+++ RECORDS PROVIDED +++
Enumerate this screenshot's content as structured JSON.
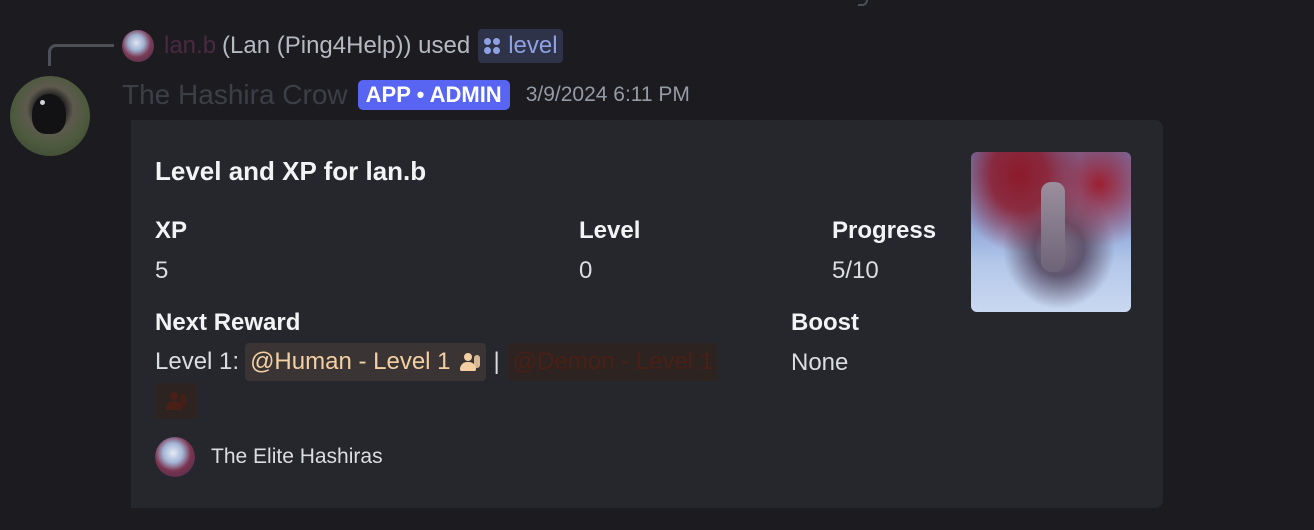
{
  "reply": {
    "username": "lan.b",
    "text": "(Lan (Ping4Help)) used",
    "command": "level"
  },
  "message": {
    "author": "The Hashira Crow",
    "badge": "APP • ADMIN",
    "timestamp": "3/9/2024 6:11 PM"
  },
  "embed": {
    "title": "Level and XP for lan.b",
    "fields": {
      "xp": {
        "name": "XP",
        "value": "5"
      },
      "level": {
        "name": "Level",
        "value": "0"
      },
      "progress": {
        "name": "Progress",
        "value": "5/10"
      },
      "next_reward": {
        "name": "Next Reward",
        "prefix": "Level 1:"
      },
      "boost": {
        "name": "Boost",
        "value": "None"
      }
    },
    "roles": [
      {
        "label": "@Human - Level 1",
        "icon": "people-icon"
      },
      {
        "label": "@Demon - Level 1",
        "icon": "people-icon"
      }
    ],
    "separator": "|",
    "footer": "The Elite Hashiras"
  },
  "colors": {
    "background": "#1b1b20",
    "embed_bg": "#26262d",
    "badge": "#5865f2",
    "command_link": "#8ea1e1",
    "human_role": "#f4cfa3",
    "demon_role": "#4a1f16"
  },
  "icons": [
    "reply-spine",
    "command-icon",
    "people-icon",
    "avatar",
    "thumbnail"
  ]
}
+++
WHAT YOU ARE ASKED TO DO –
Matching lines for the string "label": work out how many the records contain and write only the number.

RESPONSE TO THIS EXERCISE –
2